= WHAT TO PRODUCE =
Every line from the one with "Convert this screenshot" through the last line below should be repeated exactly; pictures stay out of the copy.

(Stored records)
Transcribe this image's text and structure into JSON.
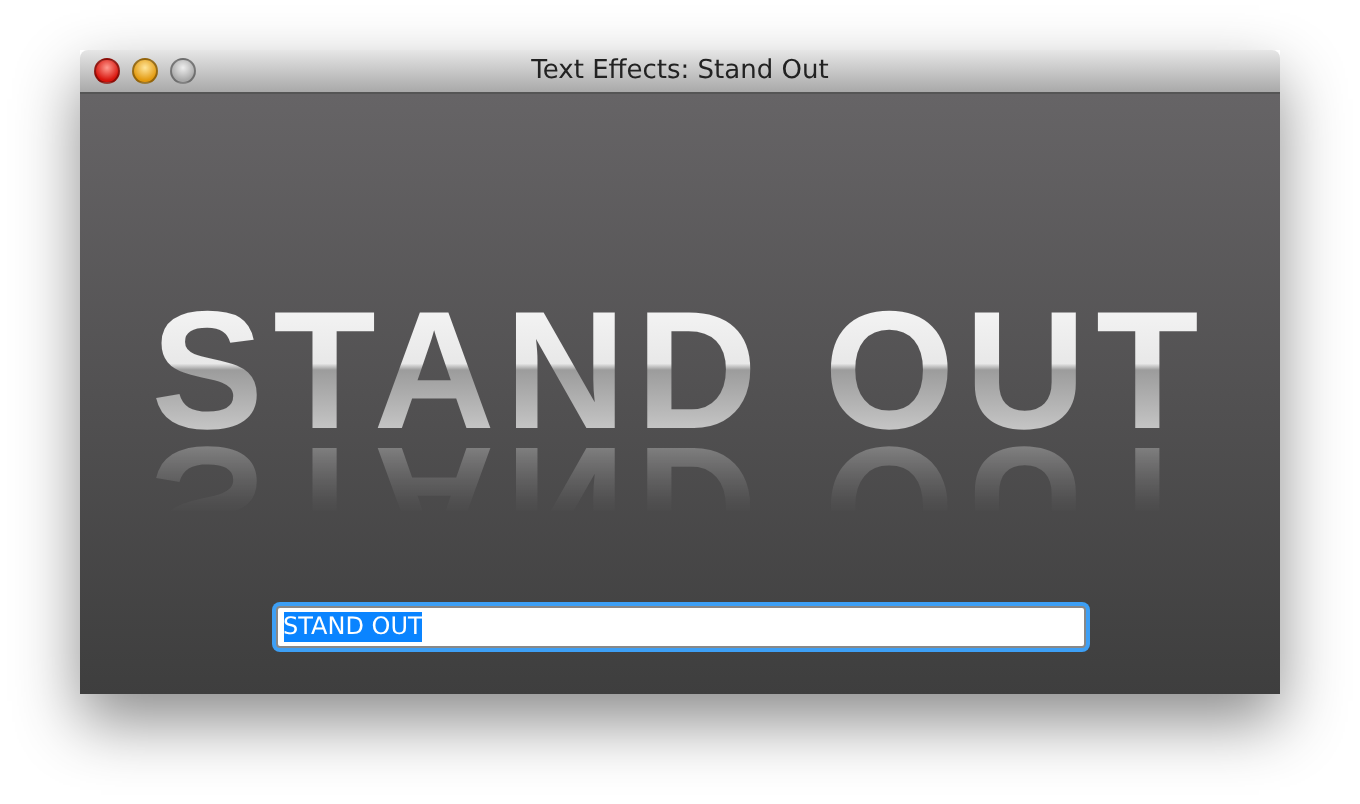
{
  "window": {
    "title": "Text Effects: Stand Out",
    "controls": [
      {
        "kind": "close",
        "disabled": false
      },
      {
        "kind": "minimize",
        "disabled": false
      },
      {
        "kind": "zoom",
        "disabled": true
      }
    ]
  },
  "headline": {
    "text": "STAND OUT"
  },
  "input": {
    "value": "STAND OUT",
    "selected": true,
    "focused": true
  }
}
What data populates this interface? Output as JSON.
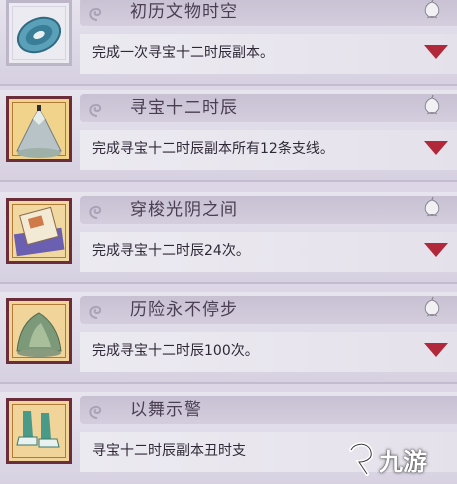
{
  "achievements": [
    {
      "title": "初历文物时空",
      "description": "完成一次寻宝十二时辰副本。",
      "icon": "jade-disc-icon",
      "reward_icon": "peach-icon",
      "expand_icon": "triangle-down-icon"
    },
    {
      "title": "寻宝十二时辰",
      "description": "完成寻宝十二时辰副本所有12条支线。",
      "icon": "mountain-figure-icon",
      "reward_icon": "peach-icon",
      "expand_icon": "triangle-down-icon"
    },
    {
      "title": "穿梭光阴之间",
      "description": "完成寻宝十二时辰24次。",
      "icon": "scroll-book-icon",
      "reward_icon": "peach-icon",
      "expand_icon": "triangle-down-icon"
    },
    {
      "title": "历险永不停步",
      "description": "完成寻宝十二时辰100次。",
      "icon": "rock-mountain-icon",
      "reward_icon": "peach-icon",
      "expand_icon": "triangle-down-icon"
    },
    {
      "title": "以舞示警",
      "description": "寻宝十二时辰副本丑时支",
      "icon": "dancing-feet-icon",
      "reward_icon": "",
      "expand_icon": ""
    }
  ],
  "watermark": {
    "text": "九游",
    "icon": "jiuyou-logo-icon"
  },
  "colors": {
    "frame": "#6b2d3a",
    "arrow": "#b0283a",
    "title_text": "#4a3f52"
  }
}
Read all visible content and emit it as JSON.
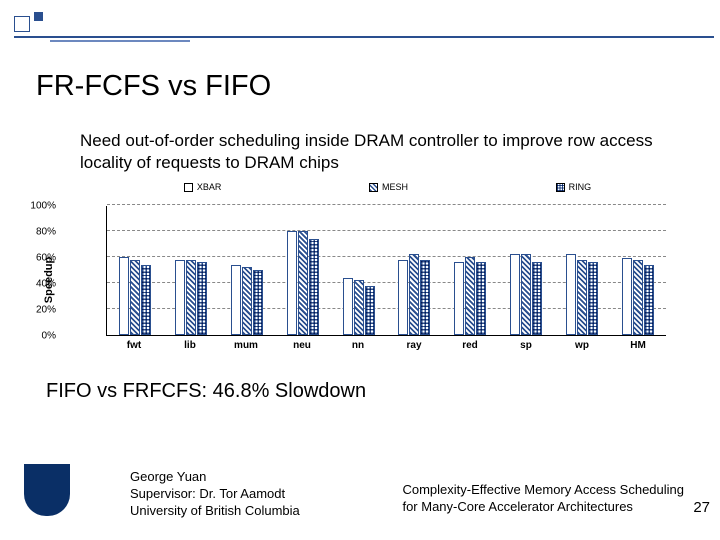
{
  "title": "FR-FCFS vs FIFO",
  "body": "Need out-of-order scheduling inside DRAM controller to improve row access locality of requests to DRAM chips",
  "slowdown": "FIFO vs FRFCFS: 46.8% Slowdown",
  "author": {
    "name": "George Yuan",
    "supervisor": "Supervisor: Dr. Tor Aamodt",
    "affiliation": "University of British Columbia"
  },
  "paper": {
    "l1": "Complexity-Effective Memory Access Scheduling",
    "l2": "for Many-Core Accelerator Architectures"
  },
  "slide_num": "27",
  "chart": {
    "ylabel": "Speedup",
    "legend": [
      "XBAR",
      "MESH",
      "RING"
    ],
    "yticks": [
      "0%",
      "20%",
      "40%",
      "60%",
      "80%",
      "100%"
    ]
  },
  "chart_data": {
    "type": "bar",
    "categories": [
      "fwt",
      "lib",
      "mum",
      "neu",
      "nn",
      "ray",
      "red",
      "sp",
      "wp",
      "HM"
    ],
    "series": [
      {
        "name": "XBAR",
        "values": [
          60,
          58,
          54,
          80,
          44,
          58,
          56,
          62,
          62,
          59
        ]
      },
      {
        "name": "MESH",
        "values": [
          58,
          58,
          52,
          80,
          42,
          62,
          60,
          62,
          58,
          58
        ]
      },
      {
        "name": "RING",
        "values": [
          54,
          56,
          50,
          74,
          38,
          58,
          56,
          56,
          56,
          54
        ]
      }
    ],
    "ylim": [
      0,
      100
    ],
    "ylabel": "Speedup",
    "xlabel": "",
    "title": ""
  }
}
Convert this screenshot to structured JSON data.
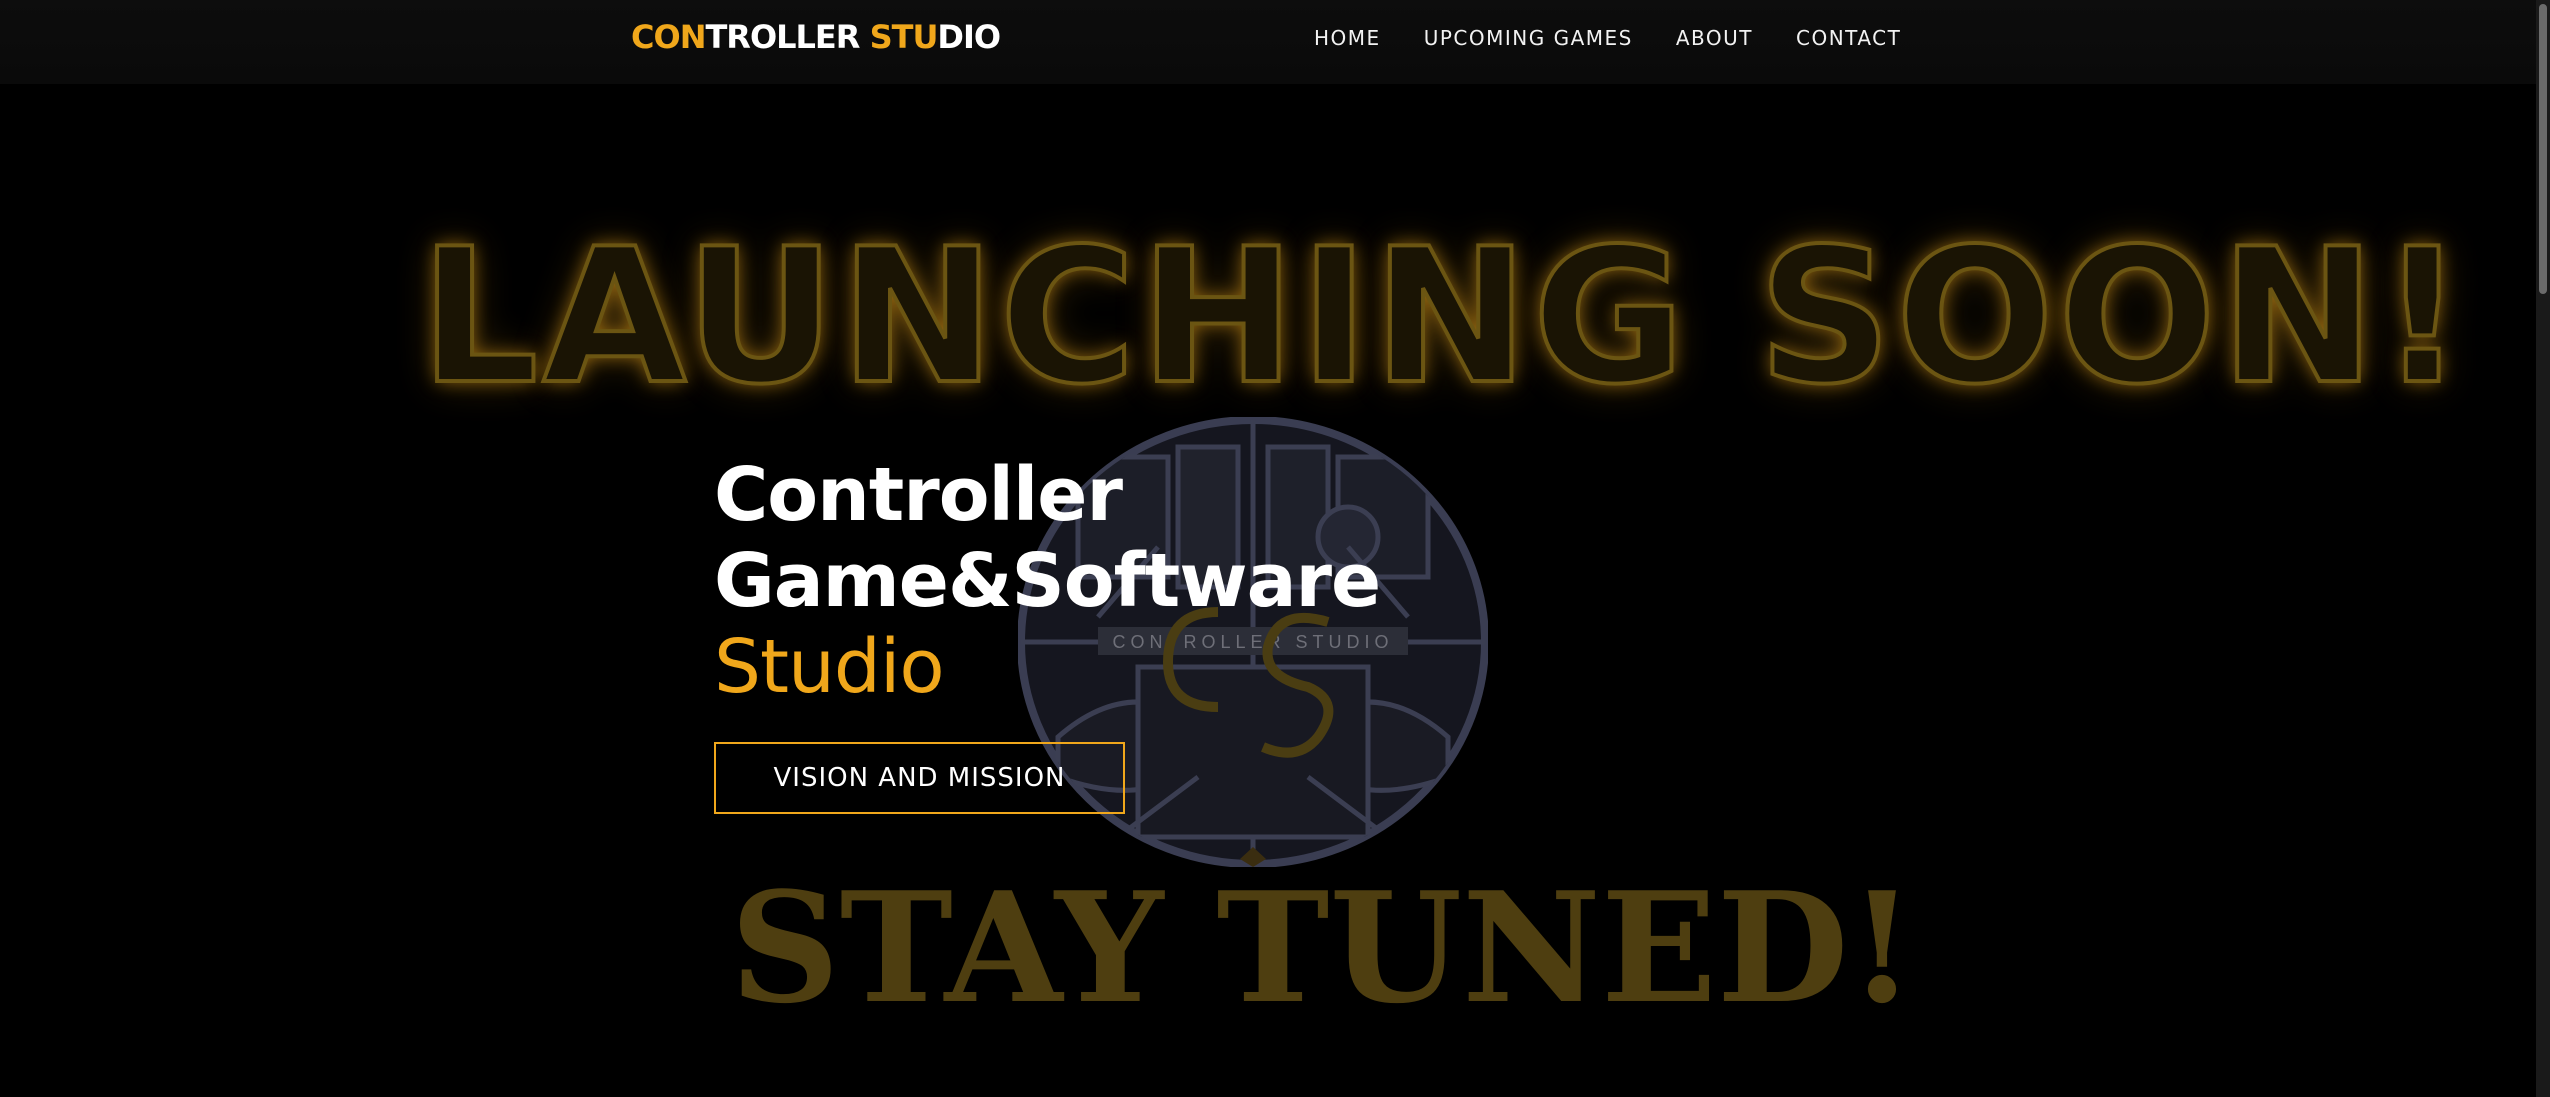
{
  "header": {
    "logo_part1": "CON",
    "logo_part2": "TROLLER ",
    "logo_part3": "STU",
    "logo_part4": "DIO",
    "nav": [
      "HOME",
      "UPCOMING GAMES",
      "ABOUT",
      "CONTACT"
    ]
  },
  "hero": {
    "banner": "LAUNCHING SOON!",
    "line1": "Controller",
    "line2": "Game&Software",
    "line3": "Studio",
    "cta_label": "VISION AND MISSION",
    "emblem_text": "CONTROLLER STUDIO",
    "footer_banner": "STAY TUNED!"
  },
  "colors": {
    "accent": "#f0a71b",
    "background": "#000000",
    "text": "#ffffff"
  }
}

= THE ANSWER =
Convert this screenshot to structured JSON data.
{
  "header": {
    "logo_part1": "CON",
    "logo_part2": "TROLLER ",
    "logo_part3": "STU",
    "logo_part4": "DIO",
    "nav": [
      "HOME",
      "UPCOMING GAMES",
      "ABOUT",
      "CONTACT"
    ]
  },
  "hero": {
    "banner": "LAUNCHING SOON!",
    "line1": "Controller",
    "line2": "Game&Software",
    "line3": "Studio",
    "cta_label": "VISION AND MISSION",
    "emblem_text": "CONTROLLER STUDIO",
    "footer_banner": "STAY TUNED!"
  },
  "colors": {
    "accent": "#f0a71b",
    "background": "#000000",
    "text": "#ffffff"
  }
}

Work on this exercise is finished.